Data records for software interfaces
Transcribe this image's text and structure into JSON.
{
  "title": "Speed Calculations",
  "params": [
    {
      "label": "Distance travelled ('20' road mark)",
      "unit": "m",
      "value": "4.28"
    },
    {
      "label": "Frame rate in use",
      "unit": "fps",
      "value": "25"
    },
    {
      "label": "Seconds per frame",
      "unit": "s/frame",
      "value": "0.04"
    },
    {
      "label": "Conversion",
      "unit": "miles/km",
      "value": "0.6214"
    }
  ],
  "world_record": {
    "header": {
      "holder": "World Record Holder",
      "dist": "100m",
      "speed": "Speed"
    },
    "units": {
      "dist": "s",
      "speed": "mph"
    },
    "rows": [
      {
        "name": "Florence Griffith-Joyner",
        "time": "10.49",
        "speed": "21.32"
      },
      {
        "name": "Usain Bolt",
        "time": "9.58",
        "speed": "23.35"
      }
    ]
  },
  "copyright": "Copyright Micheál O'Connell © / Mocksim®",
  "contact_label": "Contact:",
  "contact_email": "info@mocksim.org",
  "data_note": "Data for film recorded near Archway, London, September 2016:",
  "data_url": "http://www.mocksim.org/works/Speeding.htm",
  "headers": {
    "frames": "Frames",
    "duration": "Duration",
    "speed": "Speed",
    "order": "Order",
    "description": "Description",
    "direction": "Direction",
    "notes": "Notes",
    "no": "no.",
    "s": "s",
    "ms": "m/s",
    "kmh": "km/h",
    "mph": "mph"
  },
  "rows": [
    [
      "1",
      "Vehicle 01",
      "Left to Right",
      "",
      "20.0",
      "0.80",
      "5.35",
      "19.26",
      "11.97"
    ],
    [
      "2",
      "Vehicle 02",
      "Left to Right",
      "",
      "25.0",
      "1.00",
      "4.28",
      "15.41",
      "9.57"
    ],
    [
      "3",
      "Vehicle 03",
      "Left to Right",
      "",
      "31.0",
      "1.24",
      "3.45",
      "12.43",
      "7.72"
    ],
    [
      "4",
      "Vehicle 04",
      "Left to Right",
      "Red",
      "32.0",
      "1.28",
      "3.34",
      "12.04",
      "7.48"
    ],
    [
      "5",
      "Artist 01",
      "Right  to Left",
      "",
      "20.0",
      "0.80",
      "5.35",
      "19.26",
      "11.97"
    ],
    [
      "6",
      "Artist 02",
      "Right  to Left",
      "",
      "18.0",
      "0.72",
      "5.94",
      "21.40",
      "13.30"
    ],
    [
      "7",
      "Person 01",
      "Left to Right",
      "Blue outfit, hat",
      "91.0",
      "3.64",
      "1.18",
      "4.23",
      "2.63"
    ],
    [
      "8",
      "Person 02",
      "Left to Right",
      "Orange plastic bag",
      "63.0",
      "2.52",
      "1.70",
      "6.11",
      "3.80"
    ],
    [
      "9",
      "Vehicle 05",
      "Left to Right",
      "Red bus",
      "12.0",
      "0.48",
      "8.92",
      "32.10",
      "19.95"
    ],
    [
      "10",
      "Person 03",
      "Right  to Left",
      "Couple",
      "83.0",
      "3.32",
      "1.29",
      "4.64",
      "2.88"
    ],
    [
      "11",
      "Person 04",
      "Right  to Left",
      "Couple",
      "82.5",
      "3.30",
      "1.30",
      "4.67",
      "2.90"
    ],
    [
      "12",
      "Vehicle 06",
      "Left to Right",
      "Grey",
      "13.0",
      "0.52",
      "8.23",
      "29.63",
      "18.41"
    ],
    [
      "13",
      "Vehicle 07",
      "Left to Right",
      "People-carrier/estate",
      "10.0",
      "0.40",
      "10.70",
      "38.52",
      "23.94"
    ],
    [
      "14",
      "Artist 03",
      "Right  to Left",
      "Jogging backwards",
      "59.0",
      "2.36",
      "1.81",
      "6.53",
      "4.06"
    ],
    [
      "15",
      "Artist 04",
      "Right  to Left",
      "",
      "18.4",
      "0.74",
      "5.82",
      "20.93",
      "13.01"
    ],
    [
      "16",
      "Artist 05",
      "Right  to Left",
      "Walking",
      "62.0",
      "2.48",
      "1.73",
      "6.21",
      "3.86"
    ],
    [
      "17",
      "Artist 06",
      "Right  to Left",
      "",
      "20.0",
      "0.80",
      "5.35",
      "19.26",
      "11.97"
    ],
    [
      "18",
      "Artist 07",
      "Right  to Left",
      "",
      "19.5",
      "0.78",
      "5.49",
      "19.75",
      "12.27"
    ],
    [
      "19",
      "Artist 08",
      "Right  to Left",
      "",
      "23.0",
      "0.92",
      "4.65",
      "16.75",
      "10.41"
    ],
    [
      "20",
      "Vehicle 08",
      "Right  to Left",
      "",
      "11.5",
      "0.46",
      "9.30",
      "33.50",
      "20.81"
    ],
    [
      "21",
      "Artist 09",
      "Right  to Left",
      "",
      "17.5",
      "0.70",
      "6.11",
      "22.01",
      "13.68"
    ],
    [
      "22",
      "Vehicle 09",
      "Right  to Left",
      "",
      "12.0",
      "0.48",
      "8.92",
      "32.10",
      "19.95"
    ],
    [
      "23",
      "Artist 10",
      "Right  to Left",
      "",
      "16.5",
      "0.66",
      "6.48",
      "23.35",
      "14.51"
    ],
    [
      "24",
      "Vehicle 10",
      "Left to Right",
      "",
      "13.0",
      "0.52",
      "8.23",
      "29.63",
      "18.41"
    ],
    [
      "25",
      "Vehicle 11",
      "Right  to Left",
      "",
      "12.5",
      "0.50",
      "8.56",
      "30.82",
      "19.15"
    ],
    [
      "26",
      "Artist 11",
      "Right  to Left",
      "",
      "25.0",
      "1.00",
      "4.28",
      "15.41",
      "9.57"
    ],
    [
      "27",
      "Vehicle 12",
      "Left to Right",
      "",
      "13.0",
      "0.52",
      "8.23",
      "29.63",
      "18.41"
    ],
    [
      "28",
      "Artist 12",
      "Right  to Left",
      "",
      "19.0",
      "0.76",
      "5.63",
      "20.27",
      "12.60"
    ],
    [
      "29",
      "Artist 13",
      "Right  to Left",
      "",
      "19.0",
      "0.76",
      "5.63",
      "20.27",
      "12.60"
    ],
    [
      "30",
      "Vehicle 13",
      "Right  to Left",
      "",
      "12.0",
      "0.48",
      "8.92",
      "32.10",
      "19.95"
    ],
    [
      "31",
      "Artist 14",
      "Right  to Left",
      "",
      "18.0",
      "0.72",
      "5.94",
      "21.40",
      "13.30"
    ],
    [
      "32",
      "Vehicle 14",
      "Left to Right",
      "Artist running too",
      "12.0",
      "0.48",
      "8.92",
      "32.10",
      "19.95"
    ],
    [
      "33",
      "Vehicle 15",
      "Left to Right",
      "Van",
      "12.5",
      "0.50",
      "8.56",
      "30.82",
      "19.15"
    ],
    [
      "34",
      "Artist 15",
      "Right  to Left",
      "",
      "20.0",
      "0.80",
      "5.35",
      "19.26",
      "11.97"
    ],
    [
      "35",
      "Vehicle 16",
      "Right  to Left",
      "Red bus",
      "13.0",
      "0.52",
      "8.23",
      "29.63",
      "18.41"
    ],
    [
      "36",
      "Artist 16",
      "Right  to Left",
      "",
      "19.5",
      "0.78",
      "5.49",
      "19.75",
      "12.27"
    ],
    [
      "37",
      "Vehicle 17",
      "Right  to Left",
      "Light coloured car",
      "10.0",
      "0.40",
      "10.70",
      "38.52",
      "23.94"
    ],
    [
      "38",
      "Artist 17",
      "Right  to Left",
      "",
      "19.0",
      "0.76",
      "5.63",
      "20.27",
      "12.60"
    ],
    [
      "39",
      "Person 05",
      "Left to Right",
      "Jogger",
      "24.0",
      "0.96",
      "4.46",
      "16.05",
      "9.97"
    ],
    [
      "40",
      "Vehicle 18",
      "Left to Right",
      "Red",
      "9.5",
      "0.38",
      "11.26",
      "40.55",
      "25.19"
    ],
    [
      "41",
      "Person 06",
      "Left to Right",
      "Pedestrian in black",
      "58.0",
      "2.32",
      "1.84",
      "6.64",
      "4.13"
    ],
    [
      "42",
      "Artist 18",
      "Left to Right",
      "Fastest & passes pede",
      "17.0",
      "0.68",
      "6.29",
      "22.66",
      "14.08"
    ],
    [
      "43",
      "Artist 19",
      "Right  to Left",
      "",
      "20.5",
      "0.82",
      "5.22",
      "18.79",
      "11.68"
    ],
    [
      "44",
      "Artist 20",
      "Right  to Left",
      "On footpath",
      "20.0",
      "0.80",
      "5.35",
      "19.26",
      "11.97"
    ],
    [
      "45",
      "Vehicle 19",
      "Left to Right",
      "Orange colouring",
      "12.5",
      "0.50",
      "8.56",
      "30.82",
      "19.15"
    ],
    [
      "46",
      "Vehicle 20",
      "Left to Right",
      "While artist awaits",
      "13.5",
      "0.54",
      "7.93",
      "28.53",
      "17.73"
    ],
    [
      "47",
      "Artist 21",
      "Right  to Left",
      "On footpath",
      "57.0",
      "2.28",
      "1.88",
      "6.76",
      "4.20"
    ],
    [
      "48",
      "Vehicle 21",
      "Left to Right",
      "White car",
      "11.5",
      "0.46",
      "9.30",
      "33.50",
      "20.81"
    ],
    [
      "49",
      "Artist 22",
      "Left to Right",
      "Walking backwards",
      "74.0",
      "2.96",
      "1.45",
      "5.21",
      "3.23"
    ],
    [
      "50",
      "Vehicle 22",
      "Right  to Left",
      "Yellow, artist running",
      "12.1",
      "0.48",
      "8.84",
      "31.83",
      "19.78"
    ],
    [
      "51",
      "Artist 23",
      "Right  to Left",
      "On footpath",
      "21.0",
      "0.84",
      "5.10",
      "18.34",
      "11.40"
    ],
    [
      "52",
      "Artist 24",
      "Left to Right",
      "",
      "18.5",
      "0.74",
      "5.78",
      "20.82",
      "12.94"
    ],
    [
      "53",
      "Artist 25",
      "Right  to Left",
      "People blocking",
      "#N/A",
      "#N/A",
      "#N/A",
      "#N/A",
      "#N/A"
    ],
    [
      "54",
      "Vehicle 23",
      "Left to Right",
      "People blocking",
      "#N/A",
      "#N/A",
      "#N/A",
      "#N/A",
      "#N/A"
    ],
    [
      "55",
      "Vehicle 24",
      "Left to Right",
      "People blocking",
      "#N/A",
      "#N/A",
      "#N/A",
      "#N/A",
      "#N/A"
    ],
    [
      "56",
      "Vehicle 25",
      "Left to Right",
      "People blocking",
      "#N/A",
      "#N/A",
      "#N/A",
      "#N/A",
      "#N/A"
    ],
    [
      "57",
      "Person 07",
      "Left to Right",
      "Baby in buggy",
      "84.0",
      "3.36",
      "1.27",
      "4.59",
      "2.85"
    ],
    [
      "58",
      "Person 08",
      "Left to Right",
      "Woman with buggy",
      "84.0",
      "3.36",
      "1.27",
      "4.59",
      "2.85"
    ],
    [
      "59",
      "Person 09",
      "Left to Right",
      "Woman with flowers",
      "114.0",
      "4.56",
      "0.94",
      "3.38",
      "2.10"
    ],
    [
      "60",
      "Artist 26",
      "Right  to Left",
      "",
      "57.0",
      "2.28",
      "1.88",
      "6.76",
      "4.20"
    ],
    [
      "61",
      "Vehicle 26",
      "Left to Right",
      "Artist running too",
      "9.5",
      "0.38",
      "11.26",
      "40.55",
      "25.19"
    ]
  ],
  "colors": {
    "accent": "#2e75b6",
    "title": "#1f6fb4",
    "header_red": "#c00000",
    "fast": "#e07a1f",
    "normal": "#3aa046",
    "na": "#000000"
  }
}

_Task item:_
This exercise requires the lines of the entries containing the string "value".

_Response:_
      "value": "4.28"
      "value": "25"
      "value": "0.04"
      "value": "0.6214"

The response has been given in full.